This one’s a bit looser—Silicon Prairie has been used to refer to a number of different places across the US, including Dallas and Fort Worth, the greater Chicago area, Nebraska, Iowa, South Dakota, Kansas, Minnesota, North Dakota and Missouri. The name was most loudly given to Indiana, though, by none other than former governor and current Vice President Mike Pence. His declaration was prompted by Determine, a cloud platform formerly based in Silicon Valley, relocating from Silicon Valley to Carmel, IN. Salesforce also opened a regional headquarters in Indiana over the last few years and the state government has offered thousands of dollars in conditional tax credits to companies thinking about moving to Indiana. Indiana clearly has its sights on distinguishing itself as the One True Silicon Prairie, and it looks like they may do it.
Used to describe Phoenix, Arizona, the combination of low living costs and high numbers of students, colleges and universities, and people holding Bachelor degrees makes this area an attractive location for tech startups. In fact, 41 of Inc.’s 5000 companies are based in Arizona, including Tuft & Needle, Carvana and GoDaddy. Though not everyone is a fan of the Silicon Desert moniker, there’s no denying that Phoenix has a prominent place in the tech industry.
Silicon Forest encompasses Portland, Beaverton and Hillboro in Oregon and the companies there are largely technology hardware manufacturers, like Hewlett-Packard Co, Xerox and Epson. Though often overshadowed by their Silicon Valley neighbors not too far south, the region was named Forbes Magazine’s Best Place for Business and Careers in 2017. The area’s startup scene has been bolstered in recent years by college graduates drawn to the outdoor opportunities and the environmentally-friendly attitudes often associated with Portland. The job opportunities at big corporations like Nike and Intel don’t hurt either when it comes to drawing talent to the state and creating an impressive pipeline of future entrepreneurs. Puppet, Ruby Receptionist and Cloudability are three of the biggest startups to watch out for in Silicon Forest.
The greater Austin, Texas region has become known as Silicon Hills thanks to the growing number of startups and tech companies popping up in the rolling hills of Austin’s west side. Like other areas on this list, Austin is much more affordable than California, and like Silicon Valley, it has a nearby research university attracting top minds to the area, but it also has something none of the other Silicon-inspired areas have, and that includes Silicon Valley. Austin has the cool factor. Home to a thriving arts and live music scene, numerous bars and world renowned food, plus the famous film, media and music festival South by Southwest, Austin is America’s “It” city of today.

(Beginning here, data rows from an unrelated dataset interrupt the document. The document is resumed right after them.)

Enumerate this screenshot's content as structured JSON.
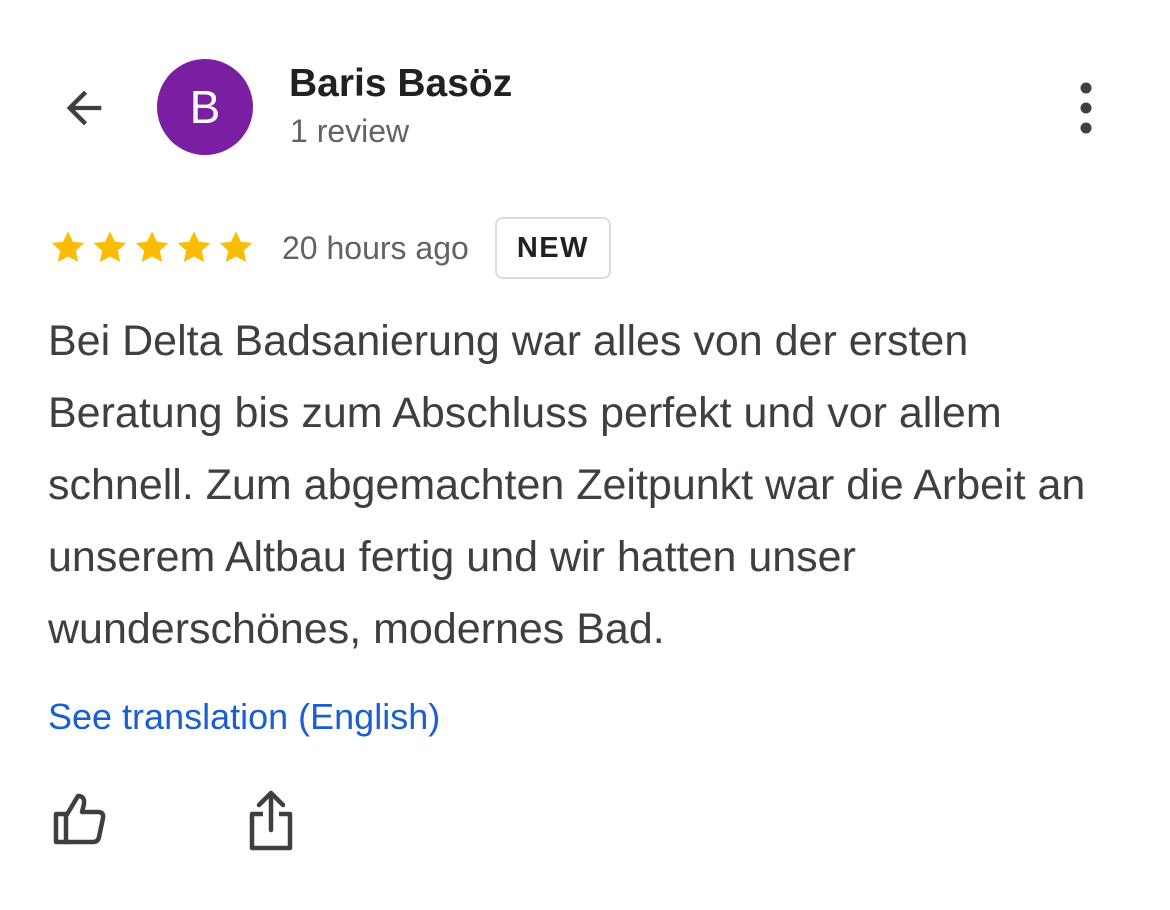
{
  "header": {
    "back_icon": "arrow-left-icon",
    "avatar_initial": "B",
    "avatar_color": "#7b1fa2",
    "author_name": "Baris Basöz",
    "review_count": "1 review",
    "more_icon": "more-vertical-icon"
  },
  "review": {
    "rating": 5,
    "rating_max": 5,
    "star_color": "#fbbc04",
    "timestamp": "20 hours ago",
    "badge": "NEW",
    "text": "Bei Delta Badsanierung war alles von der ersten Beratung bis zum Abschluss perfekt und vor allem schnell. Zum abgemachten Zeitpunkt war die Arbeit an unserem Altbau fertig und wir hatten unser wunderschönes, modernes Bad.",
    "translate_link": "See translation (English)",
    "link_color": "#1a5fd0"
  },
  "actions": {
    "like_icon": "thumbs-up-icon",
    "share_icon": "share-icon"
  }
}
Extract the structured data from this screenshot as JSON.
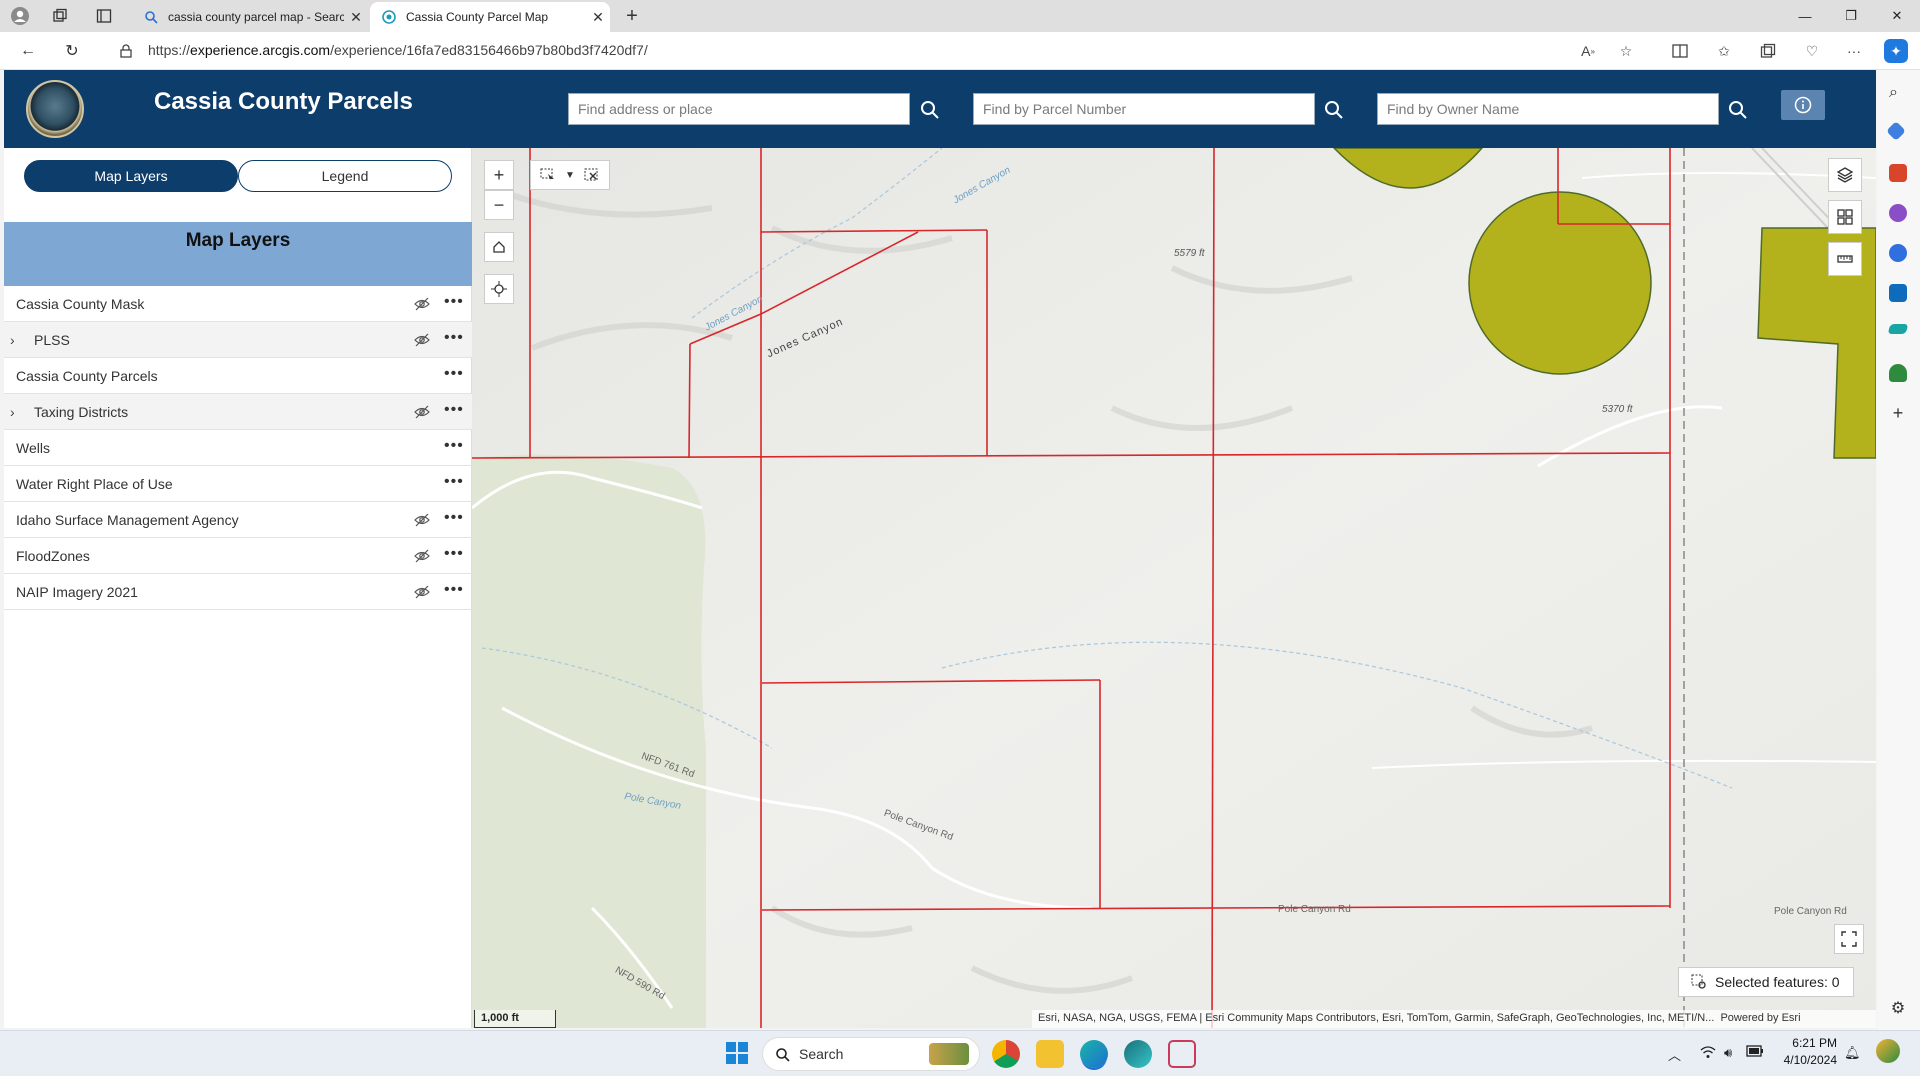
{
  "browser": {
    "tabs": [
      {
        "title": "cassia county parcel map - Search",
        "active": false
      },
      {
        "title": "Cassia County Parcel Map",
        "active": true
      }
    ],
    "url_prefix": "https://",
    "url_domain": "experience.arcgis.com",
    "url_path": "/experience/16fa7ed83156466b97b80bd3f7420df7/"
  },
  "header": {
    "title": "Cassia County Parcels",
    "search_address_placeholder": "Find address or place",
    "search_parcel_placeholder": "Find by Parcel Number",
    "search_owner_placeholder": "Find by Owner Name"
  },
  "panel": {
    "tab_layers": "Map Layers",
    "tab_legend": "Legend",
    "heading": "Map Layers",
    "layers": [
      {
        "name": "Cassia County Mask",
        "expandable": false,
        "visibility_icon": true
      },
      {
        "name": "PLSS",
        "expandable": true,
        "visibility_icon": true
      },
      {
        "name": "Cassia County Parcels",
        "expandable": false,
        "visibility_icon": false
      },
      {
        "name": "Taxing Districts",
        "expandable": true,
        "visibility_icon": true
      },
      {
        "name": "Wells",
        "expandable": false,
        "visibility_icon": false
      },
      {
        "name": "Water Right Place of Use",
        "expandable": false,
        "visibility_icon": false
      },
      {
        "name": "Idaho Surface Management Agency",
        "expandable": false,
        "visibility_icon": true
      },
      {
        "name": "FloodZones",
        "expandable": false,
        "visibility_icon": true
      },
      {
        "name": "NAIP Imagery 2021",
        "expandable": false,
        "visibility_icon": true
      }
    ]
  },
  "map": {
    "labels": {
      "jones_canyon_1": "Jones Canyon",
      "jones_canyon_2": "Jones Canyon",
      "jones_canyon_3": "Jones Canyon",
      "elev_1": "5579 ft",
      "elev_2": "5370 ft",
      "nfd_761": "NFD 761 Rd",
      "pole_canyon_stream": "Pole Canyon",
      "pole_canyon_rd_1": "Pole Canyon Rd",
      "pole_canyon_rd_2": "Pole Canyon Rd",
      "pole_canyon_rd_3": "Pole Canyon Rd",
      "nfd_590": "NFD 590 Rd"
    },
    "scale": "1,000 ft",
    "selected_features": "Selected features: 0",
    "attribution": "Esri, NASA, NGA, USGS, FEMA | Esri Community Maps Contributors, Esri, TomTom, Garmin, SafeGraph, GeoTechnologies, Inc, METI/N...",
    "powered_by": "Powered by Esri",
    "parcel_color": "#d9262b",
    "ag_color": "#b3b21c"
  },
  "taskbar": {
    "search_label": "Search",
    "time": "6:21 PM",
    "date": "4/10/2024"
  }
}
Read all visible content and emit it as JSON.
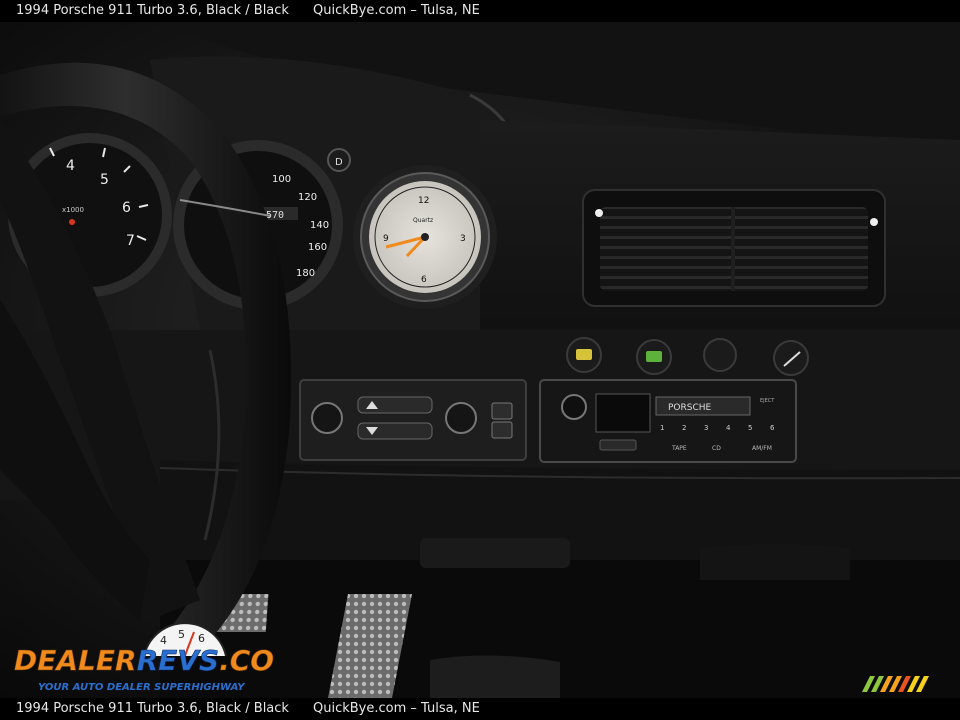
{
  "caption": {
    "title": "1994 Porsche 911 Turbo 3.6,  Black / Black",
    "site": "QuickBye.com – Tulsa, NE"
  },
  "photo": {
    "subject": "Porsche 911 interior dashboard",
    "tach_numerals": [
      "4",
      "5",
      "6",
      "7"
    ],
    "tach_unit": "x1000",
    "speed_numerals": [
      "100",
      "120",
      "140",
      "160",
      "180"
    ],
    "odometer": "570",
    "clock_brand": "Quartz",
    "clock_numerals": [
      "12",
      "3",
      "6",
      "9"
    ],
    "radio_brand": "PORSCHE",
    "radio_buttons": [
      "1",
      "2",
      "3",
      "4",
      "5",
      "6"
    ],
    "radio_labels": [
      "TAPE",
      "CD",
      "AM/FM",
      "EJECT"
    ]
  },
  "watermark": {
    "logo_text": "DealerRevs.com",
    "logo_word1": "DEALER",
    "logo_word2": "REVS",
    "logo_domain": ".COM",
    "tagline": "YOUR AUTO DEALER SUPERHIGHWAY",
    "gauge_digits": [
      "4",
      "5",
      "6"
    ]
  },
  "colors": {
    "accent_orange": "#f08a1c",
    "accent_blue": "#2a6fd0",
    "stripe_colors": [
      "#8ec63f",
      "#f6a21e",
      "#e8531f",
      "#f6d21e"
    ]
  }
}
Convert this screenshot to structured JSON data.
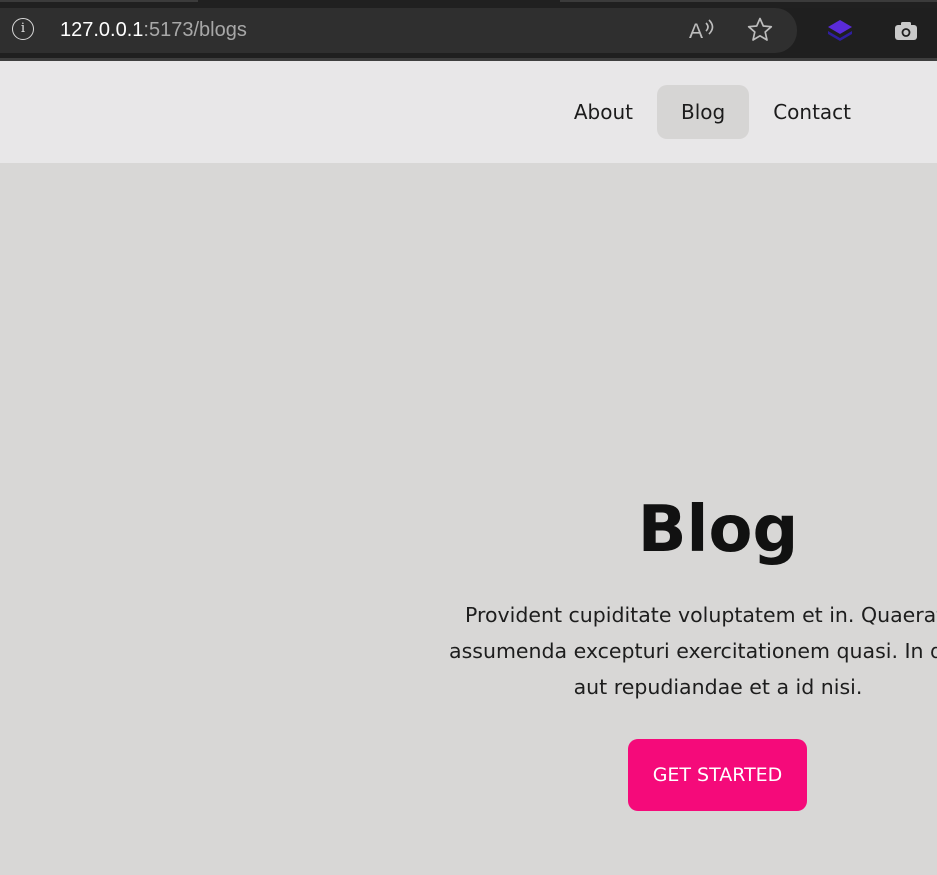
{
  "browser": {
    "url_host": "127.0.0.1",
    "url_path": ":5173/blogs",
    "icons": [
      "info-icon",
      "read-aloud-icon",
      "favorite-star-icon",
      "extension-icon",
      "camera-icon"
    ],
    "colors": {
      "chrome_bg": "#1f1f1f",
      "addressbar_bg": "#2f2f2f"
    }
  },
  "nav": {
    "items": [
      {
        "label": "About",
        "active": false
      },
      {
        "label": "Blog",
        "active": true
      },
      {
        "label": "Contact",
        "active": false
      }
    ]
  },
  "hero": {
    "title": "Blog",
    "description_lines": [
      "Provident cupiditate voluptatem et in. Quaerat fu",
      "assumenda excepturi exercitationem quasi. In delen",
      "aut repudiandae et a id nisi."
    ],
    "cta_label": "GET STARTED"
  },
  "colors": {
    "header_bg": "#e8e7e8",
    "hero_bg": "#d8d7d6",
    "nav_active_bg": "#d6d5d4",
    "cta_bg": "#f50a7a",
    "cta_text": "#ffffff"
  }
}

By the looks of it, Silicon-something is quickly becoming one of the most popular nicknames in the US. Before you know it, we might even start naming our children, cats and dogs Silicon, too. Ultimately, though, there’s only one Silicon Valley and others may want to start thinking about forging their own identities instead of playing off of theirs. Imitation is the sincerest form of flattery, but in an industry that prizes innovation, the best thing for cities to do may just be to be themselves.